This interaction with the audience, this exchange of energy in a room and the loud music is definitely missing from my life right now and cannot be replaced by anything else. I can do a lot of things that I don’t usually have that much time for, but the thing that lies at the heart of my job is missing, namely coming into a room, feeling the energy, and seeing these people, as individuals with a sparkle in each of their eyes rather than just as one big crowd. And I think it will become very problematic if this stays missing for a prolonged period of time. I can only hope that everyone understands we have to fight for it. In my opinion, it’s above all the world of politics that isn’t paying enough attention to those who earn their living through culture and the arts, compared to other sections of society. By this I don’t mean the nurses or cashiers*, but rather this emphasis on being an industrial nation.
Those who bring joy and purpose to people’s lives are not being recognised for what they do at the moment, and that hurts someone like me who’s been doing this for so long and has understood just how important it is to have this lubricant to keep the gears of life and reality in motion.
However, it’s also true for all those people who are treating the situation too lightly to ask themselves at the moment whether they really have to go on holiday right now, whether they really have to go to this illegal rave or head out to the pub. This is a responsibility that we all have and again I find it hard to point the finger at others because everyone has a responsibility and we all make mistakes and have moments when we don’t manage to do everything right.

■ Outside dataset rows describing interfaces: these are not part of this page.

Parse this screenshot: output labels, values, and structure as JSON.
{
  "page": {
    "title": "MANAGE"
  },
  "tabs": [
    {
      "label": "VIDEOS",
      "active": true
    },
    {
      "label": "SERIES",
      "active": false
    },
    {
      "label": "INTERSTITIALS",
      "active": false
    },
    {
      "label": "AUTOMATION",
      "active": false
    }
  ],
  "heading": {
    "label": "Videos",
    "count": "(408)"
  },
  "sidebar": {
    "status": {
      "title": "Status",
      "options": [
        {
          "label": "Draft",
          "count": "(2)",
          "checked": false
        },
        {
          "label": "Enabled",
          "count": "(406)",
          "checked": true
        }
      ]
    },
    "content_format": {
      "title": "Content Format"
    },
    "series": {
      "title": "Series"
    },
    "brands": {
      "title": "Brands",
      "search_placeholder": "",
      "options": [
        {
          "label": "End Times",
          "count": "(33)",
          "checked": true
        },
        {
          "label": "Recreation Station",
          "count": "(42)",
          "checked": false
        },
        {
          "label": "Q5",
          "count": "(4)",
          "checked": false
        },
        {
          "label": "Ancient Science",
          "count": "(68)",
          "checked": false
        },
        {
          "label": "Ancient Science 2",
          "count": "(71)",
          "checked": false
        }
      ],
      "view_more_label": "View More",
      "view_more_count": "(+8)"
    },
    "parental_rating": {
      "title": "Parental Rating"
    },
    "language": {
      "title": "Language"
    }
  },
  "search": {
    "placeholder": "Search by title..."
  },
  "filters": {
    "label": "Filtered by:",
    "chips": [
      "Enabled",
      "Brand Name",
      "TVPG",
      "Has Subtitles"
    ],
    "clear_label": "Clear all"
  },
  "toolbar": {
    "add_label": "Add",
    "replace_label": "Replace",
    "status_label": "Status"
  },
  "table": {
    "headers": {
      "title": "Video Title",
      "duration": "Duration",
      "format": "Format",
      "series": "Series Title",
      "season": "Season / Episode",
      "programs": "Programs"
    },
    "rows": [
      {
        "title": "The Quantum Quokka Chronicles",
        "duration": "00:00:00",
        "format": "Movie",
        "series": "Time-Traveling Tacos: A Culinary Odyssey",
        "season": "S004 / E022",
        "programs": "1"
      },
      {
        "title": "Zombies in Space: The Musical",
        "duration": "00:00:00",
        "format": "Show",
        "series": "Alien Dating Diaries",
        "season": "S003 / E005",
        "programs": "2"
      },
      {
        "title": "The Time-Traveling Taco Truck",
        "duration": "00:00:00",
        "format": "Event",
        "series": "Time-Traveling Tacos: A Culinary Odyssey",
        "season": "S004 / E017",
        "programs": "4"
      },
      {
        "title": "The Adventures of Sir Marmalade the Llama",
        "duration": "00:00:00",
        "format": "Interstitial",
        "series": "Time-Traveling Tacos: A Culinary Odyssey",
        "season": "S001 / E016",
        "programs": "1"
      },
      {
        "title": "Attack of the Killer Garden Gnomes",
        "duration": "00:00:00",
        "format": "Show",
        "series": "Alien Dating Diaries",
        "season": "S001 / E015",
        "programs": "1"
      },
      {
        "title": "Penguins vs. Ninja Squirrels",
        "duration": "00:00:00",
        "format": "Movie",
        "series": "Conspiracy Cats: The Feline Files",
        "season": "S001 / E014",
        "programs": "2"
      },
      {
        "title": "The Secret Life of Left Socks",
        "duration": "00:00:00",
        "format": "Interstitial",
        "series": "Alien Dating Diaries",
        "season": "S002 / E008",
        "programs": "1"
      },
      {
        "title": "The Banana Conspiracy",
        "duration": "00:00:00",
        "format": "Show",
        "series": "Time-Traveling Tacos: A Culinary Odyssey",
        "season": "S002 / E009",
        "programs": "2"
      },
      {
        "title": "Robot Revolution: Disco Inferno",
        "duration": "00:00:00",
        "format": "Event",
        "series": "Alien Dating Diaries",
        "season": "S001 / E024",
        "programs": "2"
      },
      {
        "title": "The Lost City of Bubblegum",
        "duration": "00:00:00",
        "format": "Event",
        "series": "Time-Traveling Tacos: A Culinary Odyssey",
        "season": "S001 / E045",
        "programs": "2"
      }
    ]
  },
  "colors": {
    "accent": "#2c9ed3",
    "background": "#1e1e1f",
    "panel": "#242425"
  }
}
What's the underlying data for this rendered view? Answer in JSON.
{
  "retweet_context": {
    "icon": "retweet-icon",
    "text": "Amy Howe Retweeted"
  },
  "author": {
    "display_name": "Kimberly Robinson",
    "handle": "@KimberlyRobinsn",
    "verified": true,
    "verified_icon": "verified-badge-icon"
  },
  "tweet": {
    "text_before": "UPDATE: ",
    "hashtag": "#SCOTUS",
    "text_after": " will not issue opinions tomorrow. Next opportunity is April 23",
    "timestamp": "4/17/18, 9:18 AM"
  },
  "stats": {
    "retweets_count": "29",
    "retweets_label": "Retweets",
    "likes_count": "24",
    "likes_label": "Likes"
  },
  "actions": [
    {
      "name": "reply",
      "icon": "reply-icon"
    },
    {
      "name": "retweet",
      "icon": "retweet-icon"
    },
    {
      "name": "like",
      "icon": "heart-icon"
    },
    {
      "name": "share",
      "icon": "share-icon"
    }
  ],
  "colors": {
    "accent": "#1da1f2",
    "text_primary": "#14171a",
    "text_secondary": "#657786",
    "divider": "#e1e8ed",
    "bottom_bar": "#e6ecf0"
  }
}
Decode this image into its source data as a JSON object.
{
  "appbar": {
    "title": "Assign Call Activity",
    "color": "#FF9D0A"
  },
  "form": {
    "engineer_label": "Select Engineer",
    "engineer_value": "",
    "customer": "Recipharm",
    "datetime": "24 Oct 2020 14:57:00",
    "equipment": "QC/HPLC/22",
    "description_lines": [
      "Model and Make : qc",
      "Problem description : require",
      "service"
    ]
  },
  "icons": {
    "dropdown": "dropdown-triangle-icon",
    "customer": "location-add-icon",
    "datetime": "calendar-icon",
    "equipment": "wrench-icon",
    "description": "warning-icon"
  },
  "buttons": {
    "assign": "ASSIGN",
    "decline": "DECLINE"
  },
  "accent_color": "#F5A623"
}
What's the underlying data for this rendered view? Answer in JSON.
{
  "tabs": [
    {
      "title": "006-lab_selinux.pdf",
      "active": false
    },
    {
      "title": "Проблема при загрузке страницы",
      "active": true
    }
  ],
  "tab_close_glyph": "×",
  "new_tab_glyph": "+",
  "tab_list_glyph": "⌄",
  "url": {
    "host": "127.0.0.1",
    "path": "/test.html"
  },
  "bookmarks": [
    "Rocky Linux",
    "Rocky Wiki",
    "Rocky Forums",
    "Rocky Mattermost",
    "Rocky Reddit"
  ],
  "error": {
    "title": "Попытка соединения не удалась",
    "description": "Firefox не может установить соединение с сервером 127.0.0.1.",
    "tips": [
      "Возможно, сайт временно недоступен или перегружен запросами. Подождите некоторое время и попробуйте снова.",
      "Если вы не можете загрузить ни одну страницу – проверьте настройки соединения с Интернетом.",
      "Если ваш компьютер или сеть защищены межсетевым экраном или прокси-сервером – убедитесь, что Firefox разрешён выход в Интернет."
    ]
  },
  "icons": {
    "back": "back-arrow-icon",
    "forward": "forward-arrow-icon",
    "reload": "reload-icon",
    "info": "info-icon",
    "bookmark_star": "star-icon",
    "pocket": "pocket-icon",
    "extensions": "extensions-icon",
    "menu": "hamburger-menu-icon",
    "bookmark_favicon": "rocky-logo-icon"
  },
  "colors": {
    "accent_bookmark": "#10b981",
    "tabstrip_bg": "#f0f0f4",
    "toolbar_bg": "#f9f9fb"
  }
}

The situation is very worrying, as there are people in culture and the arts who certainly couldn’t make as much of a living as I could although they might have worked just as hard. These people need to be protected! After all, their work is just as valuable and relevant as that of the airline or automobile industry, or anyone else in this country. So I’d like to see the money made available and distributed in a really fair way, rather than unilaterally by someone who has been a professional politician for 30 years and has no real connection with these issues at all – except perhaps when it comes to classical concerts or something like that. Politicians need to understand that there is more to this country than economic production and the consumption of goods. And they need to look closely at what’s important to people beyond that. I know that what I do, what we do, is important!